We read that after bandaging the wounded man, the Good Samaritan took him straight to the inn. But how did he arrange to transport the wounded person? ‘Then he put him on his own animal, brought him to an inn, and took care of him’ (Lk 10:34). Until he came across the wounded stranger, the Samaritan was comfortably riding on his animal. At this place a switching of places happens. The Samaritan puts the stranger on the animal and he himself walks along. This is the price of redemption. Jesus voluntarily takes up all the burden of sin from us and makes us comfortably sit in his place. Not satisfied with that, he himself walks along with us until we reach a safe place!
What would have the wounded man done after recovering at the expense of the Good Samaritan? The Gospel is silent about it. But I would like to imagine him terminating his trip to Jericho and instead returning to Jerusalem. Because after this highway robbery, he would not have preferred to continue his journey. Hope that this man returns to the city of God from where he left in search of something else.
Jesus the Good Samaritan also wants us to return to the presence of God. In fact every person experiencing the love of this Good Samaritan should stay with God for the rest of his life. As we said earlier, Adam was the lone traveller through the treacherous path from the kingdom of God to the kingdom of the world, whom Jesus met on the ‘way down’ naked, wounded and forlorn. At Calvary, Jesus switches places with Adam, and of course with all his offspring. Now onwards, we are not to worry about sin or its consequences. Jesus has made up for everything that we lost by sin. Conversion is another name for the act of somebody abandoning his downward journey halfway and returning to God. It is not a mere act but an experience and being inexplicable, one should experience it to know what it is. We need to taste how good our God is, who redeemed us from everything Satan has inflicted on us. Jesus is the only reliable companion in our journey to Heavenly Jerusalem. As long as he walks with us no enemy will dare to confront us. ‘Then I will encamp at my house as a guard, so that no one shall march to and fro; no oppressor shall again overrun them, for now I have seen with my own eyes’ (Zech 9:8).

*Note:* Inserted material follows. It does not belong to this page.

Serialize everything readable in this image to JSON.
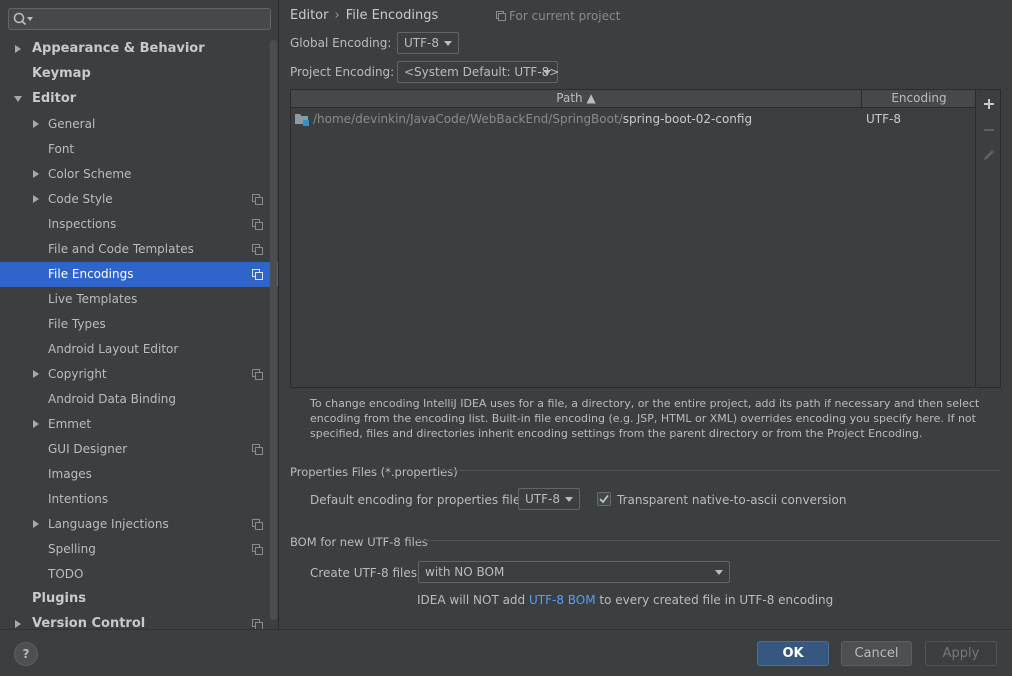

Finally what went wrong with that unnamed traveller who was going down from Jerusalem to Jericho? It was that he opted to travel alone, which he should not have, given the inherent risks of traversing that rugged mountainous road without a companion. Perhaps this is the takeaway from this parable for us, who often undertake dangerous journeys through treacherous terrains, unaware of what awaits us on our way. Bandits would pounce on us any time and rob us of everything we possess including our clothes and leave us half dead. In the ultimate analysis he would have been safe had he taken a reliable friend with him on his journey. Lucky are we, who are blessed with the company of the most reliable of friends, Jesus.
‘ O taste and see that the Lord is good; happy are those who take refuge in him’ (Ps 34:8)